…and extend the tail of the ship by elongating the top plates three studs worth.
Afterwards I could begin constructing the bottom plates – suffice to say they went through a “few” iterations, but these are the final ones.
The picture below shows how the hinges are applied to the plate. Also, to get the right look, and close a potential gap, I needed one stud more width on each plate. The problem was that it had to be applied to the “center” of the plates – in other words on the “bad” side of the wedge bricks …
Luckily using the “half” hinges – which have hollow studs, I found a feasible way to apply the extra row.
I extended the tip of the A-frame a bit and then I could begin to apply the bottom plates… snap, snap, snap…
I tried to match the sloping with Aeroeza’s render - and it should be pretty close.
Because of the backmost leg of the model, it made sense to construct the bottom prong between the lower engines separately. The challenge was to line up the angle with that of the lower wings.

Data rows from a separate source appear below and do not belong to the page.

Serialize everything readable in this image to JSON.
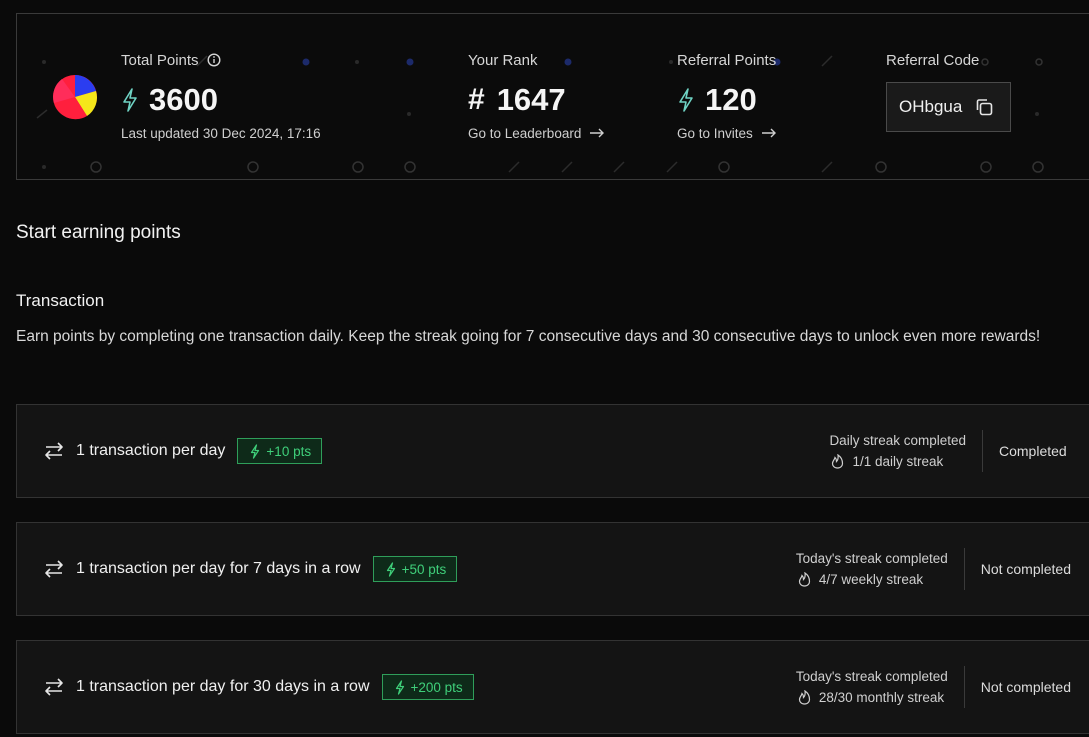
{
  "stats": {
    "total_points": {
      "label": "Total Points",
      "value": "3600",
      "updated": "Last updated 30 Dec 2024, 17:16"
    },
    "rank": {
      "label": "Your Rank",
      "prefix": "#",
      "value": "1647",
      "link": "Go to Leaderboard"
    },
    "referral_points": {
      "label": "Referral Points",
      "value": "120",
      "link": "Go to Invites"
    },
    "referral_code": {
      "label": "Referral Code",
      "value": "OHbgua"
    }
  },
  "section": {
    "title": "Start earning points",
    "subtitle": "Transaction",
    "description": "Earn points by completing one transaction daily. Keep the streak going for 7 consecutive days and 30 consecutive days to unlock even more rewards!"
  },
  "tasks": [
    {
      "label": "1 transaction per day",
      "points": "+10 pts",
      "streak_title": "Daily streak completed",
      "streak_count": "1/1 daily streak",
      "status": "Completed"
    },
    {
      "label": "1 transaction per day for 7 days in a row",
      "points": "+50 pts",
      "streak_title": "Today's streak completed",
      "streak_count": "4/7 weekly streak",
      "status": "Not completed"
    },
    {
      "label": "1 transaction per day for 30 days in a row",
      "points": "+200 pts",
      "streak_title": "Today's streak completed",
      "streak_count": "28/30 monthly streak",
      "status": "Not completed"
    }
  ],
  "icons": {
    "bolt": "lightning-bolt-icon",
    "swap": "swap-arrows-icon",
    "fire": "flame-icon",
    "copy": "copy-icon",
    "info": "info-icon",
    "arrow": "arrow-right-icon"
  },
  "colors": {
    "accent_green": "#3fcf7a",
    "bolt_teal": "#6fd3c4",
    "avatar_red": "#ff1f3d",
    "avatar_blue": "#2b3df0",
    "avatar_yellow": "#f5e61a"
  }
}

Having the bottom angled I also needed to angle the lower engines. Looking at the studio model it was apparent that the forward/bottom engines follow the same angle as the bottom itself. Thus I needed a way to slope the engines – but without actually lowing them further. Here is the solution I found:
Using two 1 stud 1 x 2 plates and…
… Applying this hinge to the engines…
...I was able to angle the engines ever so slightly. In the above pic the extra detail I added is also apparent. Since my mod Mk 1, more detail is added next the middle engines and the support struts have been added to the back engines. Both inspired by the studio model.
Well enough talk – now some more pics:
In the pic above it can be seen that the top angle has been lowered a bit.
The slightly longer tail and extended city in focus.
Lastly a profile pic
My problem now is that the only space I have for the model is my windowsill. This means I would never actually get to see the bottom (unless I’m lying on the floor – which actually happens surprisingly often…), but knowing it is there gives me peace of mind.
Finally – and most important, thanks to the magnificent Aeroeza for inspiration and assistance!
So what do you guys think?
The diffence is that the detailing between the center engines now slopes downward to almost meet with the bottom plate - more in line with the real thing thing